• **Supplied entries**
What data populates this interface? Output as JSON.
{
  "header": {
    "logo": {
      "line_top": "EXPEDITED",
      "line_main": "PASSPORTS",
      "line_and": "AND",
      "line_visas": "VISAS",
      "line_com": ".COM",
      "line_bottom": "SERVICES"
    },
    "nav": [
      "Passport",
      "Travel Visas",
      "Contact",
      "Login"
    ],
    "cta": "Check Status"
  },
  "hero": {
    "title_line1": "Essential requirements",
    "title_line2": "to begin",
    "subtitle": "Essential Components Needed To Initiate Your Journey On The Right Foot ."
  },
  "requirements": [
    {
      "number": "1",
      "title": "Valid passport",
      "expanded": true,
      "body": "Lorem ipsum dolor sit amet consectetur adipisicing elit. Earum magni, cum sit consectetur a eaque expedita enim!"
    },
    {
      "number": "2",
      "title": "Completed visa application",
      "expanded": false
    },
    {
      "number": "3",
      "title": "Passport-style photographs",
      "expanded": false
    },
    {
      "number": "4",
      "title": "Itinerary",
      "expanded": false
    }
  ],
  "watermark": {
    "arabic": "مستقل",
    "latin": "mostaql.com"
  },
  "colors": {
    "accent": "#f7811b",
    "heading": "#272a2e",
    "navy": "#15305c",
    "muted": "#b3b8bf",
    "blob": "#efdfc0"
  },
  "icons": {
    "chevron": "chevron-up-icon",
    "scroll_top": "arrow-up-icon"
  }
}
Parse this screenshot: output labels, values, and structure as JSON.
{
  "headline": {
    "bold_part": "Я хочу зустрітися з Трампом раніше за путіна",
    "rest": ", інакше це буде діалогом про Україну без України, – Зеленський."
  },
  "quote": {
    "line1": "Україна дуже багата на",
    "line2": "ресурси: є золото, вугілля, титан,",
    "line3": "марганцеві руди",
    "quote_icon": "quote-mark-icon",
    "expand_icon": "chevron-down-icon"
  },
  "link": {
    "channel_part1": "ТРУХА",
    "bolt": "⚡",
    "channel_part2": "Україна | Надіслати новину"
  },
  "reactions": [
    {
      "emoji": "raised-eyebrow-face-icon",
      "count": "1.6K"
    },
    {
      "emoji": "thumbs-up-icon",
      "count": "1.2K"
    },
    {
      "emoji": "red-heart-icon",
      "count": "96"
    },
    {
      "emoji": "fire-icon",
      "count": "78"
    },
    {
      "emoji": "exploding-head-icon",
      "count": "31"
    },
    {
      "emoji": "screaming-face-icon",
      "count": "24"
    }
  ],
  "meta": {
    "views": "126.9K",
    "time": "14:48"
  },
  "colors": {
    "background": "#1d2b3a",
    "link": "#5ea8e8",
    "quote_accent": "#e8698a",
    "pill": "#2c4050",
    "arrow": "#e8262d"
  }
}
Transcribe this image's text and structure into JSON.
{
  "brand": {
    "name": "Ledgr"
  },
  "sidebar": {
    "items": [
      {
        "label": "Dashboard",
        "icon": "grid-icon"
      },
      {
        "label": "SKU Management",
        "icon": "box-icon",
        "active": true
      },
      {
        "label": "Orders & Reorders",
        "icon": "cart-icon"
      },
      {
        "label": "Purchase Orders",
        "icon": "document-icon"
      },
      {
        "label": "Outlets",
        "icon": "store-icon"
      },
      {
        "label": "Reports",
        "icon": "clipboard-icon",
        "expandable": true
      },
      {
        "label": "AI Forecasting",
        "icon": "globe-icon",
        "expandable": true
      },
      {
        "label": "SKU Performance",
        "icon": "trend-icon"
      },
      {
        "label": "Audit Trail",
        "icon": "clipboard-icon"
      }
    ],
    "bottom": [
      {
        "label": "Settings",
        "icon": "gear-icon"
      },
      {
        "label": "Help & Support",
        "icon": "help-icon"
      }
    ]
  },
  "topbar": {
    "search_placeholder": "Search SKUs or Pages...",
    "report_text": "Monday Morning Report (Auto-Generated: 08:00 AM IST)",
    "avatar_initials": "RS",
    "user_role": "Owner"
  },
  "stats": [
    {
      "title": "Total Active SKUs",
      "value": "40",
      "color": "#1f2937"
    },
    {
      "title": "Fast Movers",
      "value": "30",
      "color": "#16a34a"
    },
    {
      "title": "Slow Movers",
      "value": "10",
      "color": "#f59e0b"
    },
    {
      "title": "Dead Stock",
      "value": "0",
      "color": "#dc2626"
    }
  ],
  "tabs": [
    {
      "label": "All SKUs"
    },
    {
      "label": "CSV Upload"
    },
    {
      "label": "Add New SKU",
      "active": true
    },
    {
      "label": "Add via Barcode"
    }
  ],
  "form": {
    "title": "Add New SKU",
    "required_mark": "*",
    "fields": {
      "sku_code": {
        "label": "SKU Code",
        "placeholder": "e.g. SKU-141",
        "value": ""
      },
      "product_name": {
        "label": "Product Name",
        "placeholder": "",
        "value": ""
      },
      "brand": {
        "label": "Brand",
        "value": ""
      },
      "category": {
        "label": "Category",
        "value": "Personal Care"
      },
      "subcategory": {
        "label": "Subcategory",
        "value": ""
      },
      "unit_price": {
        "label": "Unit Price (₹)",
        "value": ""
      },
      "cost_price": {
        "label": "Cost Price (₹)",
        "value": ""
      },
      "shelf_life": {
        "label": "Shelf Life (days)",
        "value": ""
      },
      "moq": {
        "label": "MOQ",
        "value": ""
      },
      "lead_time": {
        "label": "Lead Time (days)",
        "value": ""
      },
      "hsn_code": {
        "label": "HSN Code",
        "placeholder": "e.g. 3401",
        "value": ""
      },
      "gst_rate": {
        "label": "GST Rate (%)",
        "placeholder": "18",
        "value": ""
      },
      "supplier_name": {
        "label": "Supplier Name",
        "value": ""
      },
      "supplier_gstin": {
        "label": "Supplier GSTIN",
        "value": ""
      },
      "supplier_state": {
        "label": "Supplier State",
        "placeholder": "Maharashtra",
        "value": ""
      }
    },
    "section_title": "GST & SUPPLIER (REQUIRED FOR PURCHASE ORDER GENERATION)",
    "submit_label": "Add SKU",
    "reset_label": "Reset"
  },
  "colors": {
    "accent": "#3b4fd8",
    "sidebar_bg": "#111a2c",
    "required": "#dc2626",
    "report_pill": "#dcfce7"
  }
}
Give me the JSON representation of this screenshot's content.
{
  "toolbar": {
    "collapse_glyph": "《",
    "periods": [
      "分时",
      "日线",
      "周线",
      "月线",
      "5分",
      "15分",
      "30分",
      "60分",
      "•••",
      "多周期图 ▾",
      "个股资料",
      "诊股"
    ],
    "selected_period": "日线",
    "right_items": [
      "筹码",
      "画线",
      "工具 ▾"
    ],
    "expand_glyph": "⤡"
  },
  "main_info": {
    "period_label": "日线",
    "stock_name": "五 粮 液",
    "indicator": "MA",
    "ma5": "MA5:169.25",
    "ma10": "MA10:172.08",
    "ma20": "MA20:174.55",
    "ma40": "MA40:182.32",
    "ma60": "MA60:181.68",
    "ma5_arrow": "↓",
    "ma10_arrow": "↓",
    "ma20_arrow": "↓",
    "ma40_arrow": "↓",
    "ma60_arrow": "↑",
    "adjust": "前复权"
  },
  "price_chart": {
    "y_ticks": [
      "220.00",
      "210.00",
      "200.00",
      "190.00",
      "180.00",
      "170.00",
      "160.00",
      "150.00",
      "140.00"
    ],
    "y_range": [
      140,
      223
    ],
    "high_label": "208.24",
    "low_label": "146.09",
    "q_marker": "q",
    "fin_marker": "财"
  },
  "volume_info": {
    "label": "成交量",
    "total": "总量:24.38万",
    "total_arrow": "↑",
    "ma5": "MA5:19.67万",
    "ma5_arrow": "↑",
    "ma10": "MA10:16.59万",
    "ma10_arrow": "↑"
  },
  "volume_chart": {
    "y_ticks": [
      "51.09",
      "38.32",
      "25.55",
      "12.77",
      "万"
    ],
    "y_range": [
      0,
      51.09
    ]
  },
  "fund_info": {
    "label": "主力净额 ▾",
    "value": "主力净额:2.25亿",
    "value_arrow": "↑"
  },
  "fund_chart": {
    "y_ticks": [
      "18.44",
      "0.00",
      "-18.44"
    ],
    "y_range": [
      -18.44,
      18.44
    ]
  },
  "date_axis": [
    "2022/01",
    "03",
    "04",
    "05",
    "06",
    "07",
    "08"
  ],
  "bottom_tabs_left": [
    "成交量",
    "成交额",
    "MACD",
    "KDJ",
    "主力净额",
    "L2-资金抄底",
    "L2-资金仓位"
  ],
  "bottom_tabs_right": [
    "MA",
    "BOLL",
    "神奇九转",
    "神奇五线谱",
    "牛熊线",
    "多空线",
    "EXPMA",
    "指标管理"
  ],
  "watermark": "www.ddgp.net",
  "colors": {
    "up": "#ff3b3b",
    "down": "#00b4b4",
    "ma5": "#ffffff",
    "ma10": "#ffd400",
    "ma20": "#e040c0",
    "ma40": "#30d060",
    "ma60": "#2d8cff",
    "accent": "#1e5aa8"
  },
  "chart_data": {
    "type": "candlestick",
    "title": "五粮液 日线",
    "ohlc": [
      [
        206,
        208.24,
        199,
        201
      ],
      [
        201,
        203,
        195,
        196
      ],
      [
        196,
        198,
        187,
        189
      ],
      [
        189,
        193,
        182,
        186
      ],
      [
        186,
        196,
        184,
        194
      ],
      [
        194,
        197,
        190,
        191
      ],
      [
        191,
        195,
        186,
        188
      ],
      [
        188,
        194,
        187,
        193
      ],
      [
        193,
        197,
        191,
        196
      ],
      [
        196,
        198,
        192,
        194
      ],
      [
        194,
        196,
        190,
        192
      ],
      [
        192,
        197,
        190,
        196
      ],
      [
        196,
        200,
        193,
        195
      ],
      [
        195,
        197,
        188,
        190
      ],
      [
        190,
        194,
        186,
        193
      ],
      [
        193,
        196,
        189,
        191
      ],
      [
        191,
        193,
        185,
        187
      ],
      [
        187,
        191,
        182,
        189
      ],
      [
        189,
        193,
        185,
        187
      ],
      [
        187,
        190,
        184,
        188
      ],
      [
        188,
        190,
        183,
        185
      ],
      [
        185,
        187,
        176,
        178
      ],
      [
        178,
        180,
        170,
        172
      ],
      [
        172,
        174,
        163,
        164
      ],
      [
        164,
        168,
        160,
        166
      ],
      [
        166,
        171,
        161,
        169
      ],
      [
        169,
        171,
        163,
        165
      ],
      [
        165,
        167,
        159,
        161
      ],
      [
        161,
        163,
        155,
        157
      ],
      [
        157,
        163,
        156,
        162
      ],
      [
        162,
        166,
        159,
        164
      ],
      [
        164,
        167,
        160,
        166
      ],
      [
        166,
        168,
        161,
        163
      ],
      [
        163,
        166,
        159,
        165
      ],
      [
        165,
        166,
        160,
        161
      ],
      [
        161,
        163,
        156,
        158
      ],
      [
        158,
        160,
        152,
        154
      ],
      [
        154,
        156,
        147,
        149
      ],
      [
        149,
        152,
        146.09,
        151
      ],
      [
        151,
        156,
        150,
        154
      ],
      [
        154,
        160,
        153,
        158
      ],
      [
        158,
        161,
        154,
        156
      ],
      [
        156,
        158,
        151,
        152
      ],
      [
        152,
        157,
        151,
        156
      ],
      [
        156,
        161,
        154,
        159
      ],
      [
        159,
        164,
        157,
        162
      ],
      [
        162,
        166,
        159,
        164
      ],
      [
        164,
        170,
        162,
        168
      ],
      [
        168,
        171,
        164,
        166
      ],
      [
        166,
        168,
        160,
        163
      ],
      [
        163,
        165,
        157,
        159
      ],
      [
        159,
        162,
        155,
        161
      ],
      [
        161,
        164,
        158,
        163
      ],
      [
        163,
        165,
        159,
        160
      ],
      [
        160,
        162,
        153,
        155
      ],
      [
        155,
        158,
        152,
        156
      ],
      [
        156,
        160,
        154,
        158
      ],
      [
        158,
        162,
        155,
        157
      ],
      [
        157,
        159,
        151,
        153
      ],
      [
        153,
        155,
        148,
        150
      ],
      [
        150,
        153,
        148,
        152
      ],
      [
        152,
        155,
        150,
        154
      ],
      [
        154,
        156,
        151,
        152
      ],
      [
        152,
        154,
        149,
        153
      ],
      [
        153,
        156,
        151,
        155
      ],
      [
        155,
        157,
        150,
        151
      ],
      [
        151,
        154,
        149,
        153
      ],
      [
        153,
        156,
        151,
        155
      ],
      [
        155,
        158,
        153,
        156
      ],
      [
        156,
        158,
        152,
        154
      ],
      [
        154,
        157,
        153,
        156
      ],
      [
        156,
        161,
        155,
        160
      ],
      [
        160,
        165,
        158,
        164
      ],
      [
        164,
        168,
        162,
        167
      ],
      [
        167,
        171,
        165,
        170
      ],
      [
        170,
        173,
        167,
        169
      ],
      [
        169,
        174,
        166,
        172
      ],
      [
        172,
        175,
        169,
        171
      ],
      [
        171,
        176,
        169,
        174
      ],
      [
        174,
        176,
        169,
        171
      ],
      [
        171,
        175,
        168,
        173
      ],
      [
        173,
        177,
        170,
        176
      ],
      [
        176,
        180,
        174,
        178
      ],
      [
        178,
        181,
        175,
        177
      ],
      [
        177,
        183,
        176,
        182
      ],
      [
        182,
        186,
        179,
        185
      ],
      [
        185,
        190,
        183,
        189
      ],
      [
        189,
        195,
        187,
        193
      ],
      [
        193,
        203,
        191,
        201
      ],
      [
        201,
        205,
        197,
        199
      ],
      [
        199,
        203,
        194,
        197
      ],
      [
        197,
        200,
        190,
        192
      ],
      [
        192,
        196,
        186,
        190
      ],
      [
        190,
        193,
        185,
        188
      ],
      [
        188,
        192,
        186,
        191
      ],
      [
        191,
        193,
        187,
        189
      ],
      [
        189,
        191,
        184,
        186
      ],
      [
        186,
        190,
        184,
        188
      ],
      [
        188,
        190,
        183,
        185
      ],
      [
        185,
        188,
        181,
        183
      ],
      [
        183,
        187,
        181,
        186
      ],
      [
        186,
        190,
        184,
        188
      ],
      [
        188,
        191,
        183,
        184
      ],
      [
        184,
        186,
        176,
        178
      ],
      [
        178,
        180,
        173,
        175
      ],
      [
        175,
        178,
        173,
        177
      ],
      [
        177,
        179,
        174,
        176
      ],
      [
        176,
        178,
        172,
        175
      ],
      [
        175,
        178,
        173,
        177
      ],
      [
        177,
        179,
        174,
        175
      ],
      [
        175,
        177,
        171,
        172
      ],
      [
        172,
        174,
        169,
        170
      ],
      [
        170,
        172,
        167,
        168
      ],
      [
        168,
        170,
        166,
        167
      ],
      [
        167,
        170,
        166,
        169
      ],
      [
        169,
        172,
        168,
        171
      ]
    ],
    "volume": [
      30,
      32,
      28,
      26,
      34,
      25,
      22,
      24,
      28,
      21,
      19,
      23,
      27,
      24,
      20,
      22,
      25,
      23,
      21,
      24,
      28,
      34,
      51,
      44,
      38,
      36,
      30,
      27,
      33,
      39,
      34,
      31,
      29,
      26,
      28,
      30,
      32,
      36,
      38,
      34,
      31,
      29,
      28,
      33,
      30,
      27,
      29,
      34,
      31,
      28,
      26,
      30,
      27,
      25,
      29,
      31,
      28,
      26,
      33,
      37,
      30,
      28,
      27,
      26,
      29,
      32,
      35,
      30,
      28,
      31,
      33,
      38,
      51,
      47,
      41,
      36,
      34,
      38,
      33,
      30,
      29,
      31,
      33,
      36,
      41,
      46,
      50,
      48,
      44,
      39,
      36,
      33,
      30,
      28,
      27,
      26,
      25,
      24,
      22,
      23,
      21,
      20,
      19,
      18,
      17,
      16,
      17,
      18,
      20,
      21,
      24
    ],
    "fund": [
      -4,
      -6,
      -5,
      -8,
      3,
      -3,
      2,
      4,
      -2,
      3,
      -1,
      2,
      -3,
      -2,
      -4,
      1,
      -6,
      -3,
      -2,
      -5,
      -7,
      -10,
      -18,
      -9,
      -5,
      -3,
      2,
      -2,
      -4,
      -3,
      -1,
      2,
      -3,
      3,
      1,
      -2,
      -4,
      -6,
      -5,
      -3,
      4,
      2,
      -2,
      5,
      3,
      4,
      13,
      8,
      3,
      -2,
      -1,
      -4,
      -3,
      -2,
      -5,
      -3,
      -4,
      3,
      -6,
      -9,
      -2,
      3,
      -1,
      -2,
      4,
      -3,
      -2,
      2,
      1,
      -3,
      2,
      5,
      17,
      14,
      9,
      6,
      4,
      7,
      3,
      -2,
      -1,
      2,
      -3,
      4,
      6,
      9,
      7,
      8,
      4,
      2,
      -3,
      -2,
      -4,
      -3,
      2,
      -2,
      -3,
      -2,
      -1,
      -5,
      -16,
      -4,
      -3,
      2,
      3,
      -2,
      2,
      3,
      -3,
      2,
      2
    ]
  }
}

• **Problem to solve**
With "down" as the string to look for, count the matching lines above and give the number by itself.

• **Response**
2